Trump has been isolated in bunker mode in recent weeks as political and personal crises mount, according to interviews with 27 current and former White House officials, Republican lawmakers, and outside advisers to the president, some of whom spoke on the condition of anonymity to offer candid assessments.
“There’s going to be an intervention,” one former senior administration official said speculatively. “Jim Mattis just sent a shot across the bow. He’s the most credible member of the administration by five grades of magnitude. He’s the steady, safe set of hands. And this letter is brutal. He quit because of the madness.”
On Thursday, as criticism over his capitulation on the wall grew louder by the hour, Trump complained to friends and aides that he felt politically shackled. He had no plan but was spoiling for a fight. By midday, the president picked one.
“I’ve made my position very clear: Any measure that funds the government must include border security. Has to,” Trump said Thursday. He added that he had “no choice” but to act.
Trump’s advisers acknowledged that the funding may not be secured in the end but boasted that the spectacle would be remembered favorably by his base voters as proof of his mettle.

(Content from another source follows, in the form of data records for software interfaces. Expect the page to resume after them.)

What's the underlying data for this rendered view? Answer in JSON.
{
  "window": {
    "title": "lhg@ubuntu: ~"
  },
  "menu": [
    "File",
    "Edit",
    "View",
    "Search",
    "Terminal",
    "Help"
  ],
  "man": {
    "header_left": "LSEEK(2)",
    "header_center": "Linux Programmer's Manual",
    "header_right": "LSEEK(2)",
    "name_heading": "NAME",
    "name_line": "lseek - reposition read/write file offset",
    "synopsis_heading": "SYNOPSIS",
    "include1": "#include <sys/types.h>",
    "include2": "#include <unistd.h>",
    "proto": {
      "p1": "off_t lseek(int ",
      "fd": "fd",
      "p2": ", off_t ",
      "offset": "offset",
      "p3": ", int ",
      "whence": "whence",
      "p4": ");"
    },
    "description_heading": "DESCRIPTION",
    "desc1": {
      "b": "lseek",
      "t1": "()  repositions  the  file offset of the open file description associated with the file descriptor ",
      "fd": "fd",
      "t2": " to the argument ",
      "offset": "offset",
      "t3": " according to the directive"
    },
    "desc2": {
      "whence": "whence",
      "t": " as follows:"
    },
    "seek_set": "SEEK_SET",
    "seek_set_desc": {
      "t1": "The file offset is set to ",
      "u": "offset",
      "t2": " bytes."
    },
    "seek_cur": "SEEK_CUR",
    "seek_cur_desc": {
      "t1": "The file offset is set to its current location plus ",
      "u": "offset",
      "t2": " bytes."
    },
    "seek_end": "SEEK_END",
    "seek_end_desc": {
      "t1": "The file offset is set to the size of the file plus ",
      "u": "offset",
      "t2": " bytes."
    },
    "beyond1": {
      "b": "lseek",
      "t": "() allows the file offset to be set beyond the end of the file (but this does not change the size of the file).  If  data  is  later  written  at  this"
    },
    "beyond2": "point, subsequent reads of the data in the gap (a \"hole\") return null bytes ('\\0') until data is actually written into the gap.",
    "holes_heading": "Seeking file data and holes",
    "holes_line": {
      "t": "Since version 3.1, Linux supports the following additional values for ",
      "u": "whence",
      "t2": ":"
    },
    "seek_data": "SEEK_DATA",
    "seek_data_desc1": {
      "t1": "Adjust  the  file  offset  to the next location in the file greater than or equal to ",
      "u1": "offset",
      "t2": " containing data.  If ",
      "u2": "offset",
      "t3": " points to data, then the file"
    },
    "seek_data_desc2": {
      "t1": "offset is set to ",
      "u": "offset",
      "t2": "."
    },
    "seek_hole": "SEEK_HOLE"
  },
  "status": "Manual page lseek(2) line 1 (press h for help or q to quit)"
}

[O]n Fox News Channel and across conservative media, there was a brewing rebellion. Prominent voices urged Trump to hold firm on his wall money and warned that caving would jeopardize his reelection.
Rush Limbaugh dismissed the compromise bill on his radio program as “Trump gets nothing and the Democrats get everything.” Another firebrand, Ann Coulter, published a column titled “Gutless President in Wall-less Country.” Trump even found resistance on the couch of his favorite show, “Fox & Friends,” where reliable Trump-boosting host Brian Kilmeade chided him on the air Thursday.
“One of the things he’s most vulnerable to is mockery and mockery by his own supporters,” said Mark Krikorian, a leading anti-immigration activist. Members of the conservative House Freedom Caucus joined in the rebellion.
The administration drama comes at an especially perilous juncture for Trump, following his thumping at the polls in November’s midterm elections. Democrats are preparing to take control of the House in January and to use their subpoena power to investigate Trump’s finances and conduct in office, as well as alleged corruption in the administration.
Meanwhile, Republicans, in their last gasp of unified government, are divided. . . . . Inside the Oval Office on Thursday, Trump was in what one Republican close to the White House described as “a tailspin,” acting “totally irrationally” and “flipping out” over criticisms in the media.
Even as aides argued to him that protesting over wall funding could deprive government workers of paychecks over Christmas, Trump warned in private conversations with Republican lawmakers that they all would get “crushed” if they did not get the wall built.